Write out every line of the material exactly as it appears.

### [Provided records]
────────
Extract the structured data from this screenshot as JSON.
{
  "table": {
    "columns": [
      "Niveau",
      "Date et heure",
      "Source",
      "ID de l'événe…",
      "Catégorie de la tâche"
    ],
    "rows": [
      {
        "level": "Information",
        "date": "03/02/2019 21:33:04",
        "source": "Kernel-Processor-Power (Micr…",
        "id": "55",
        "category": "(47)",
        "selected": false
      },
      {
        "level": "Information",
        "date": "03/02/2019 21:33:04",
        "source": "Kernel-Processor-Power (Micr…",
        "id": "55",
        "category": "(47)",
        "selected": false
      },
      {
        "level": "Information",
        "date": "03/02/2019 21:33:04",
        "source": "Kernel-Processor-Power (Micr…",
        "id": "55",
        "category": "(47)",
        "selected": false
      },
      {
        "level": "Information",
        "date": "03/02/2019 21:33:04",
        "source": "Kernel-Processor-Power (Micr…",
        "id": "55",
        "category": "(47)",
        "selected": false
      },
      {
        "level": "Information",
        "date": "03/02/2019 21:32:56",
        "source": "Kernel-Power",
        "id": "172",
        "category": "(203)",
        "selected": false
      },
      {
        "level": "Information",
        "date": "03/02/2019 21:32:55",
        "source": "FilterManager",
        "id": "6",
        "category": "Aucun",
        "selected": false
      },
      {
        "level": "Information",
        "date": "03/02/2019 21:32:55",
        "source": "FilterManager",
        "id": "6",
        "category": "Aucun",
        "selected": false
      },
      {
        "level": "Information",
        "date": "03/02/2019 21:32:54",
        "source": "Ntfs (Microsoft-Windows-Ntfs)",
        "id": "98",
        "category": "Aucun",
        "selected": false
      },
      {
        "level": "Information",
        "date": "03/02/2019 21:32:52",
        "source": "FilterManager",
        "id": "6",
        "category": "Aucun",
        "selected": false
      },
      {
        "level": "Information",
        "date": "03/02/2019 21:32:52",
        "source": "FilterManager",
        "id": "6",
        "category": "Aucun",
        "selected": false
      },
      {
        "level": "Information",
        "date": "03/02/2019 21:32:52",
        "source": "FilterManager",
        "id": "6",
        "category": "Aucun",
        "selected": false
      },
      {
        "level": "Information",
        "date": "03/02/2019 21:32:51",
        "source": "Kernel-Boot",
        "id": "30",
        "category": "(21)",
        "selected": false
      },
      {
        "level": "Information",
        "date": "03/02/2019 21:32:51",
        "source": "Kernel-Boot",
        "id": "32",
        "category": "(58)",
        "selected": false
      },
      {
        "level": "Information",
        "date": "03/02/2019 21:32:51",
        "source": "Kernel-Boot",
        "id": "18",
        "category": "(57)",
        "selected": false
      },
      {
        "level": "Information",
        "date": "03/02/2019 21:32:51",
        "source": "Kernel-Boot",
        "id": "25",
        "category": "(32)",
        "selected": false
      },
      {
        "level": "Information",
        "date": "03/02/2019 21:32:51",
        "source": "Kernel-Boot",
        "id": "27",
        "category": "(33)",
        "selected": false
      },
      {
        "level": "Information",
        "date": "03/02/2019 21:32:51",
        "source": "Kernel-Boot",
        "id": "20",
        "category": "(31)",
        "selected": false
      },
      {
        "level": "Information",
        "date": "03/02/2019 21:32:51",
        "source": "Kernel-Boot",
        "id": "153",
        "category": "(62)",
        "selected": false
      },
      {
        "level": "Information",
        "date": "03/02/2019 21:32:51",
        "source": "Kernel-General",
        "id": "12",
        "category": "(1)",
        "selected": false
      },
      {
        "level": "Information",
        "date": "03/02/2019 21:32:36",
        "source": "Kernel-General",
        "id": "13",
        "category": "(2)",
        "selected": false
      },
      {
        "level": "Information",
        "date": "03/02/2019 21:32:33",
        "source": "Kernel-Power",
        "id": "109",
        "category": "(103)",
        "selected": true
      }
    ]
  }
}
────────
### [Result]
Extract the structured data from this screenshot as JSON.
{
  "table": {
    "columns": [
      "Niveau",
      "Date et heure",
      "Source",
      "ID de l'événe…",
      "Catégorie de la tâche"
    ],
    "rows": [
      {
        "level": "Information",
        "date": "03/02/2019 21:33:04",
        "source": "Kernel-Processor-Power (Micr…",
        "id": "55",
        "category": "(47)",
        "selected": false
      },
      {
        "level": "Information",
        "date": "03/02/2019 21:33:04",
        "source": "Kernel-Processor-Power (Micr…",
        "id": "55",
        "category": "(47)",
        "selected": false
      },
      {
        "level": "Information",
        "date": "03/02/2019 21:33:04",
        "source": "Kernel-Processor-Power (Micr…",
        "id": "55",
        "category": "(47)",
        "selected": false
      },
      {
        "level": "Information",
        "date": "03/02/2019 21:33:04",
        "source": "Kernel-Processor-Power (Micr…",
        "id": "55",
        "category": "(47)",
        "selected": false
      },
      {
        "level": "Information",
        "date": "03/02/2019 21:32:56",
        "source": "Kernel-Power",
        "id": "172",
        "category": "(203)",
        "selected": false
      },
      {
        "level": "Information",
        "date": "03/02/2019 21:32:55",
        "source": "FilterManager",
        "id": "6",
        "category": "Aucun",
        "selected": false
      },
      {
        "level": "Information",
        "date": "03/02/2019 21:32:55",
        "source": "FilterManager",
        "id": "6",
        "category": "Aucun",
        "selected": false
      },
      {
        "level": "Information",
        "date": "03/02/2019 21:32:54",
        "source": "Ntfs (Microsoft-Windows-Ntfs)",
        "id": "98",
        "category": "Aucun",
        "selected": false
      },
      {
        "level": "Information",
        "date": "03/02/2019 21:32:52",
        "source": "FilterManager",
        "id": "6",
        "category": "Aucun",
        "selected": false
      },
      {
        "level": "Information",
        "date": "03/02/2019 21:32:52",
        "source": "FilterManager",
        "id": "6",
        "category": "Aucun",
        "selected": false
      },
      {
        "level": "Information",
        "date": "03/02/2019 21:32:52",
        "source": "FilterManager",
        "id": "6",
        "category": "Aucun",
        "selected": false
      },
      {
        "level": "Information",
        "date": "03/02/2019 21:32:51",
        "source": "Kernel-Boot",
        "id": "30",
        "category": "(21)",
        "selected": false
      },
      {
        "level": "Information",
        "date": "03/02/2019 21:32:51",
        "source": "Kernel-Boot",
        "id": "32",
        "category": "(58)",
        "selected": false
      },
      {
        "level": "Information",
        "date": "03/02/2019 21:32:51",
        "source": "Kernel-Boot",
        "id": "18",
        "category": "(57)",
        "selected": false
      },
      {
        "level": "Information",
        "date": "03/02/2019 21:32:51",
        "source": "Kernel-Boot",
        "id": "25",
        "category": "(32)",
        "selected": false
      },
      {
        "level": "Information",
        "date": "03/02/2019 21:32:51",
        "source": "Kernel-Boot",
        "id": "27",
        "category": "(33)",
        "selected": false
      },
      {
        "level": "Information",
        "date": "03/02/2019 21:32:51",
        "source": "Kernel-Boot",
        "id": "20",
        "category": "(31)",
        "selected": false
      },
      {
        "level": "Information",
        "date": "03/02/2019 21:32:51",
        "source": "Kernel-Boot",
        "id": "153",
        "category": "(62)",
        "selected": false
      },
      {
        "level": "Information",
        "date": "03/02/2019 21:32:51",
        "source": "Kernel-General",
        "id": "12",
        "category": "(1)",
        "selected": false
      },
      {
        "level": "Information",
        "date": "03/02/2019 21:32:36",
        "source": "Kernel-General",
        "id": "13",
        "category": "(2)",
        "selected": false
      },
      {
        "level": "Information",
        "date": "03/02/2019 21:32:33",
        "source": "Kernel-Power",
        "id": "109",
        "category": "(103)",
        "selected": true
      }
    ]
  }
}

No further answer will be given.